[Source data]
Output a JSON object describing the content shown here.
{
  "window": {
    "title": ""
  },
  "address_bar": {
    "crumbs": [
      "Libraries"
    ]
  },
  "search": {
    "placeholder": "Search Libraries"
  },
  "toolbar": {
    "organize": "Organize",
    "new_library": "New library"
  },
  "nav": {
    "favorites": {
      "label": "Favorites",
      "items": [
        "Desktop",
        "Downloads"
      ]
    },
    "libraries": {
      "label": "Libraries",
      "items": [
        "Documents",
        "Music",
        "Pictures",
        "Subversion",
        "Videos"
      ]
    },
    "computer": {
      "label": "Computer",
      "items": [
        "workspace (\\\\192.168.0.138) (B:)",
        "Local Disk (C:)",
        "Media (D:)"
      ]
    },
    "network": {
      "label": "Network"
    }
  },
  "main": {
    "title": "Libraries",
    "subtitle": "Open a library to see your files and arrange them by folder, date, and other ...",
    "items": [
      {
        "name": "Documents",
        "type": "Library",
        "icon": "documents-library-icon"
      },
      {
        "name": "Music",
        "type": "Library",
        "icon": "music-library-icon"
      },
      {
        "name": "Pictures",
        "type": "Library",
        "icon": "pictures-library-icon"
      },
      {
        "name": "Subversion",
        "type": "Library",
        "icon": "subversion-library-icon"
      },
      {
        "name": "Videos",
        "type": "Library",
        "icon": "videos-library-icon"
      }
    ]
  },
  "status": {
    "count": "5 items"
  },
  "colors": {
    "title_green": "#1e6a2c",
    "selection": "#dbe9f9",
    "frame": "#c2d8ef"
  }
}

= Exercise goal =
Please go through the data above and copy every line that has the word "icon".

= Answer section =
        "icon": "documents-library-icon"
        "icon": "music-library-icon"
        "icon": "pictures-library-icon"
        "icon": "subversion-library-icon"
        "icon": "videos-library-icon"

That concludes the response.